  12. But there have always been “true” Christians existing as an underground, persecuted minority — sects outside the Catholic Church who secretly read the Bible and adhered to true biblical doctrine, all the while being sought, oppressed, and murdered by Roman operatives. These sects have been maligned by history as “heretics,” and the Catholic Church suppressed their true teachings and obliterated their writings, erasing any trace of their truth from history.

  13. Chained Bible

    It’s true, the Bible was often chained — to prevent vagrants from walking off with it (Wikimedia).

  14. The Catholic Church prohibited the reading of the Bible by laypeople, and kept Scripture “locked up” in incomprehensible languages and away from the people for centuries. Christians were persecuted, arrested, even executed, for merely possessing copies of Scripture, let alone reading or attempting to translate it.

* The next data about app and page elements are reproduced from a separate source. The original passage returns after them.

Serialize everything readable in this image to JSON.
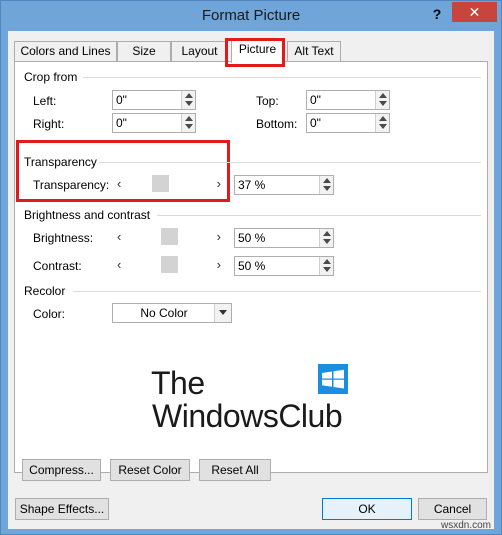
{
  "window": {
    "title": "Format Picture",
    "help": "?",
    "close": "✕"
  },
  "tabs": [
    {
      "label": "Colors and Lines"
    },
    {
      "label": "Size"
    },
    {
      "label": "Layout"
    },
    {
      "label": "Picture",
      "active": true
    },
    {
      "label": "Alt Text"
    }
  ],
  "crop": {
    "heading": "Crop from",
    "left": {
      "label": "Left:",
      "value": "0\""
    },
    "right": {
      "label": "Right:",
      "value": "0\""
    },
    "top": {
      "label": "Top:",
      "value": "0\""
    },
    "bottom": {
      "label": "Bottom:",
      "value": "0\""
    }
  },
  "transparency": {
    "heading": "Transparency",
    "label": "Transparency:",
    "value": "37 %",
    "slider_level": 0.37
  },
  "brightness_contrast": {
    "heading": "Brightness and contrast",
    "brightness": {
      "label": "Brightness:",
      "value": "50 %",
      "slider_level": 0.5
    },
    "contrast": {
      "label": "Contrast:",
      "value": "50 %",
      "slider_level": 0.5
    }
  },
  "recolor": {
    "heading": "Recolor",
    "color_label": "Color:",
    "color_value": "No Color"
  },
  "logo": {
    "line1": "The",
    "line2": "WindowsClub"
  },
  "buttons": {
    "compress": "Compress...",
    "reset_color": "Reset Color",
    "reset_all": "Reset All",
    "shape_effects": "Shape Effects...",
    "ok": "OK",
    "cancel": "Cancel"
  },
  "watermark": "wsxdn.com",
  "colors": {
    "accent": "#0078d7",
    "highlight": "#e11b1b",
    "close": "#c7453c",
    "frame": "#6fa5d8"
  }
}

Many Protestants — even those who deny such a broad claim as that “the Catholic Church was completely apostate from the truth of Christ” — readily accept many of these suggestions or their implications. In future posts, I will examine each of these claims and indicate their logical fallacy and lack of historical foundation.